» Instructions to follow
Each line of the entries below that holds "bower" is needed, copied in full.

[Dataset entries — start]

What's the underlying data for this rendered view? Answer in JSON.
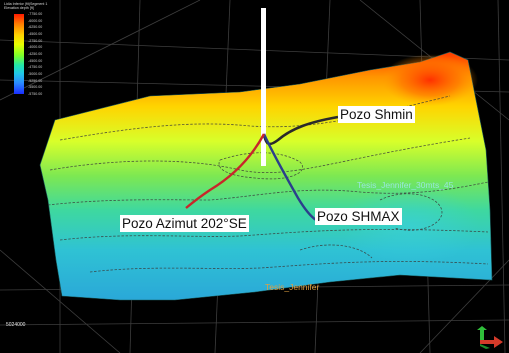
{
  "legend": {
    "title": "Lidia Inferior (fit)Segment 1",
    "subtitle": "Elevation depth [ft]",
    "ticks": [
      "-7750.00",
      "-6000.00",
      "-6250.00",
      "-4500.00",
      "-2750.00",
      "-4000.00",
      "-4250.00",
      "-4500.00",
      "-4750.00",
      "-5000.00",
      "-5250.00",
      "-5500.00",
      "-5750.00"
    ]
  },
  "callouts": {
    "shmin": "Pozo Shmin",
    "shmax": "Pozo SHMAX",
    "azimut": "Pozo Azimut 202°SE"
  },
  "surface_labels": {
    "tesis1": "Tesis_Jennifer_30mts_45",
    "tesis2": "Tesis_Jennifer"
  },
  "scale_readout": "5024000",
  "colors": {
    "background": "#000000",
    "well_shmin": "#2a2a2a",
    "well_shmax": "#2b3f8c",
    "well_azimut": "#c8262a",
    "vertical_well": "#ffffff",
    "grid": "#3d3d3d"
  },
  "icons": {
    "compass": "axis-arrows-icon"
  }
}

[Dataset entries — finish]
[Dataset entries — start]

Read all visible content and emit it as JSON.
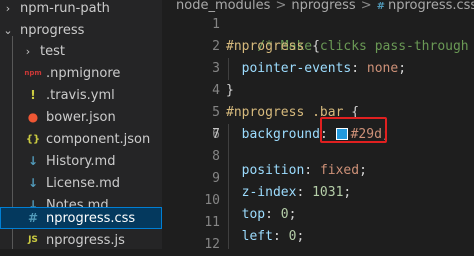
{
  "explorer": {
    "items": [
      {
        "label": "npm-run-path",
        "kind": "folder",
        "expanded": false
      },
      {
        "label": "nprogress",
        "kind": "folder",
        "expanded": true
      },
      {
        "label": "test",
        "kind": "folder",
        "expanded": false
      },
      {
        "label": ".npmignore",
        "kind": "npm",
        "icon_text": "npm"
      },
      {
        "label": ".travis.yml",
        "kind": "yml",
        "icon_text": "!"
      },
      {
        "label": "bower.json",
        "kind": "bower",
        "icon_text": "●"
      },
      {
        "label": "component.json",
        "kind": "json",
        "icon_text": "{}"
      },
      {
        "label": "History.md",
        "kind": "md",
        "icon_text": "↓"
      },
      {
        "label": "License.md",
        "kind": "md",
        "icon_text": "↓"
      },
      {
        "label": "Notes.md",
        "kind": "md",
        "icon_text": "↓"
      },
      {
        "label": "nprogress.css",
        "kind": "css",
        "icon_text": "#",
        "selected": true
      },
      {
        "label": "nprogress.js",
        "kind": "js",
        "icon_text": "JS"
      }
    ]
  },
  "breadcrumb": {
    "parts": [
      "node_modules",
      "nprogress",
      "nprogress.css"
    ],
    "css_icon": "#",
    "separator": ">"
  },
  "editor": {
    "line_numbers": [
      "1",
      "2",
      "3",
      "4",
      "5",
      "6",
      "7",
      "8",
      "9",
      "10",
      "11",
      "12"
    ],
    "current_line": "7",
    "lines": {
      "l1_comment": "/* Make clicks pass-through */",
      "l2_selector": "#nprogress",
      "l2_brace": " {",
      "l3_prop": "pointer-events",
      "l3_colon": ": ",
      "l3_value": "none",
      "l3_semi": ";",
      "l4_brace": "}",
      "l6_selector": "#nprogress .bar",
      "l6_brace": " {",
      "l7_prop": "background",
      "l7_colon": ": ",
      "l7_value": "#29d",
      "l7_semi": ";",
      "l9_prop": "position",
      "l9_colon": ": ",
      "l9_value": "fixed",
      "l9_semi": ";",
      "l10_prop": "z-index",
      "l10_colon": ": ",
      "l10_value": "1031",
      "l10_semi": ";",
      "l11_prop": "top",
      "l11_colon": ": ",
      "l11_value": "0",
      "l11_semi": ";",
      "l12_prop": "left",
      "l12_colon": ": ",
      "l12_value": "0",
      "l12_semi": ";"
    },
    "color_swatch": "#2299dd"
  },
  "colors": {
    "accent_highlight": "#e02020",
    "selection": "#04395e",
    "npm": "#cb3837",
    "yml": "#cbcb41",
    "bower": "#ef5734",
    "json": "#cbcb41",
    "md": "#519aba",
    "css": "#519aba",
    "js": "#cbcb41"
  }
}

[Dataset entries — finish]

» Exercise response
        "label": "bower.json",
        "kind": "bower",
    "bower": "#ef5734",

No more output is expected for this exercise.